AdamMY wrote:The heavier roasted oolongs often need to sit for some time ( people usually say a year or two) to let the roast "settle." When you have one of these too young it can really just taste like you are drinking tea made from ashes... somewhat tasty ashes but still ashes. If you let the roast settle and deminish the harsh ash taste goes away and you are left with all sorts of good tea flavors remaining.
I'd hope that it doesn't taste burnt; that would take several years to settle out, if it does at all.
In the first year or two the tea will taste/smell mostly of roast, which can be nice but lacking in depth or complexity. After it settles, though, it will reveal the underlying aroma, and hopefully the roast will fill out the aroma to make it fuller, rounder, and more complex; sometimes even giving it a nice caramely base, if you're lucky
A tea with any significant level of roast (even green wulong is roasted, but not to any significant degree) will also change dramatically over the course of the first year. At a few months it will even "fan qing" ("return to green") for a short while, during which it can be unpleasant. Many vendors don't sell roasted teas until at least that has passed; some hold on to them for a full year.
So whenever possible, it's best to get yancha (or any mid- to high-fire tea) that's at least a year old; I often don't drink high-fire until two years, if I can help myself.
One caveat, though, is that if the tea has any high-notes (very light, fragrant, flowery aroma) then that can start to dissipate after a couple of years (more or less, depending on the level of roast). However, after a couple years they'll often start to develop deeper characteristics (fruity, earthy, etc), and may continue to do so as it ages. It's mostly low-mid roast teas and lighter that go stale, although if stored properly, and they don't have too much moisture to begin with, they can continue on to start aging after a while.

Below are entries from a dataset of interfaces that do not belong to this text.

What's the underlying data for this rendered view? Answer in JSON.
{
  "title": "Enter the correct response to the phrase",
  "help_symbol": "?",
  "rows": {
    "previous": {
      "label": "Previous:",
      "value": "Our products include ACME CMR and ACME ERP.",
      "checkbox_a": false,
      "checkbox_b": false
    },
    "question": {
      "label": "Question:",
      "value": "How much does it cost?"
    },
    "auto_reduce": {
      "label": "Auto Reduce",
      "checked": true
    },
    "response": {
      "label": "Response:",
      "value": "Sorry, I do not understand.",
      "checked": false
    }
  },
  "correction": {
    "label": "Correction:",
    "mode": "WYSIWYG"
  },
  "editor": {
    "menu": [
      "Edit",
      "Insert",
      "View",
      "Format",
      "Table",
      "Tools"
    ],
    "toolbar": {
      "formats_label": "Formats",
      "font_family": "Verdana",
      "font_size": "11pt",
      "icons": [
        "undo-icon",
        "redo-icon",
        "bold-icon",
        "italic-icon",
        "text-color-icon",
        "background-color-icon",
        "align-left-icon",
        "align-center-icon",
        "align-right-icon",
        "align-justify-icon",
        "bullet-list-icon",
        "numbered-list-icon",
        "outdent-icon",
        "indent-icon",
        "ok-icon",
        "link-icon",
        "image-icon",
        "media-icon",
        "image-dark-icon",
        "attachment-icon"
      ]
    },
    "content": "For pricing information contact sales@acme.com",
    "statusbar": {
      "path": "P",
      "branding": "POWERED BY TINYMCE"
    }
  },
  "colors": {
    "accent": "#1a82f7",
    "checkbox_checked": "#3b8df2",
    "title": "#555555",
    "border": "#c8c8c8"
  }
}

theredbaron wrote:Often high fire is used to obfuscate low quality leaves (but not always!).
This has become something of a truism around here, but bad tea is bad tea and roasting doesn't change that. In a comparison between a good roasted tea and a poor roasted tea, there's no contest -- especially after the roast settles (on the good tea, anyway; it may never really settle on the poor one).

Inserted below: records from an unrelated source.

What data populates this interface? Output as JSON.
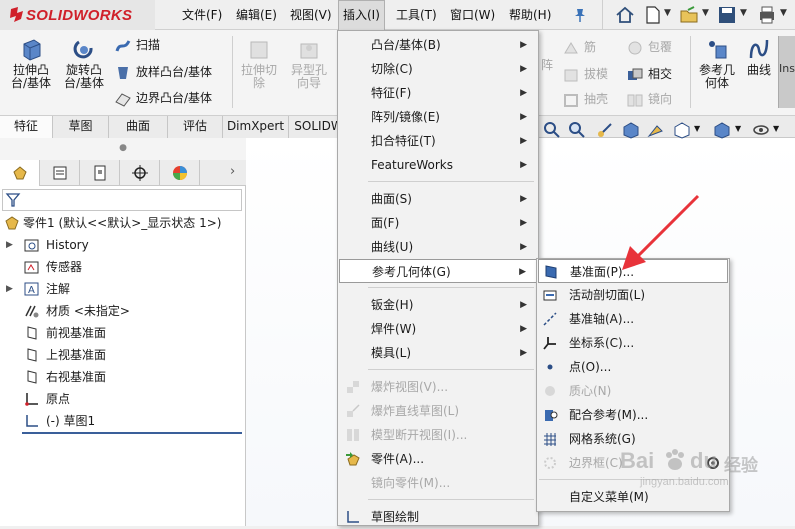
{
  "app": {
    "name": "SOLIDWORKS"
  },
  "menubar": {
    "items": [
      "文件(F)",
      "编辑(E)",
      "视图(V)",
      "插入(I)",
      "工具(T)",
      "窗口(W)",
      "帮助(H)"
    ]
  },
  "command_manager": {
    "extrude_boss": "拉伸凸\n台/基体",
    "revolve_boss": "旋转凸\n台/基体",
    "sweep": "扫描",
    "loft": "放样凸台/基体",
    "boundary": "边界凸台/基体",
    "extrude_cut": "拉伸切\n除",
    "hole_wizard": "异型孔\n向导",
    "array_partial": "阵",
    "rib": "筋",
    "draft": "拔模",
    "shell": "抽壳",
    "wrap": "包覆",
    "intersect": "相交",
    "mirror": "镜向",
    "ref_geometry": "参考几\n何体",
    "curves": "曲线",
    "instant": "Ins"
  },
  "tabs": [
    "特征",
    "草图",
    "曲面",
    "评估",
    "DimXpert",
    "SOLIDW"
  ],
  "feature_tree": {
    "part": "零件1  (默认<<默认>_显示状态 1>)",
    "items": [
      "History",
      "传感器",
      "注解",
      "材质 <未指定>",
      "前视基准面",
      "上视基准面",
      "右视基准面",
      "原点",
      "(-) 草图1"
    ]
  },
  "insert_menu": {
    "items": [
      {
        "label": "凸台/基体(B)",
        "submenu": true
      },
      {
        "label": "切除(C)",
        "submenu": true
      },
      {
        "label": "特征(F)",
        "submenu": true
      },
      {
        "label": "阵列/镜像(E)",
        "submenu": true
      },
      {
        "label": "扣合特征(T)",
        "submenu": true
      },
      {
        "label": "FeatureWorks",
        "submenu": true
      },
      {
        "label": "曲面(S)",
        "submenu": true
      },
      {
        "label": "面(F)",
        "submenu": true
      },
      {
        "label": "曲线(U)",
        "submenu": true
      },
      {
        "label": "参考几何体(G)",
        "submenu": true
      },
      {
        "label": "钣金(H)",
        "submenu": true
      },
      {
        "label": "焊件(W)",
        "submenu": true
      },
      {
        "label": "模具(L)",
        "submenu": true
      },
      {
        "label": "爆炸视图(V)..."
      },
      {
        "label": "爆炸直线草图(L)"
      },
      {
        "label": "模型断开视图(I)..."
      },
      {
        "label": "零件(A)..."
      },
      {
        "label": "镜向零件(M)..."
      },
      {
        "label": "草图绘制"
      }
    ]
  },
  "ref_geometry_submenu": {
    "items": [
      "基准面(P)...",
      "活动剖切面(L)",
      "基准轴(A)...",
      "坐标系(C)...",
      "点(O)...",
      "质心(N)",
      "配合参考(M)...",
      "网格系统(G)",
      "边界框(C)",
      "自定义菜单(M)"
    ]
  },
  "watermark": {
    "brand": "Bai",
    "brand_accent": "du",
    "sub": "经验",
    "url": "jingyan.baidu.com"
  },
  "colors": {
    "brand_red": "#d0202a",
    "arrow_red": "#e8333a",
    "menu_bg": "#f2f2f2",
    "hl_border": "#9a9a9a"
  }
}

Roasting can give 'definition' to the aroma, but if the aroma isn't there in the first place then roasting will just make for a very generic 'roasted' aroma. Roast can add a little
something in some cases, but it will still be a weak, thin, unsatisfying tea. Good roasted tea is excellent; I much prefer it to green, unroasted wulong.
I think that rather than touting roasted teas as likely to be inferior, it's more productive to talk about recognizing quality tea; cynical remarks can be (and are) said about any/every type of tea. The majority of ALL tea is relatively poor quality, and I don't think the ratio is really any higher with roasted tea. I've also encountered grocery store roasted TGY that wasn't any good when brewed in a small pot, but turned out quite good when brewed big-pot; of course that's how mass-market tea is meant
to be brewed.
teaism wrote:Make sure they are in air tight container or sealed bag for long term storage. You can also vacuum pack them in mylar bag in smaller quantity.
You want an airtight container, but the roast won't really settle without some
air. Yancha will settle out (and age) faster in a tin than a bag, but vacuum sealing a tea will keep it in its current state for a good while. I've had greener teas that were vacuum packed 10-15 yrs prior that didn't seem more than a couple years, or so, old.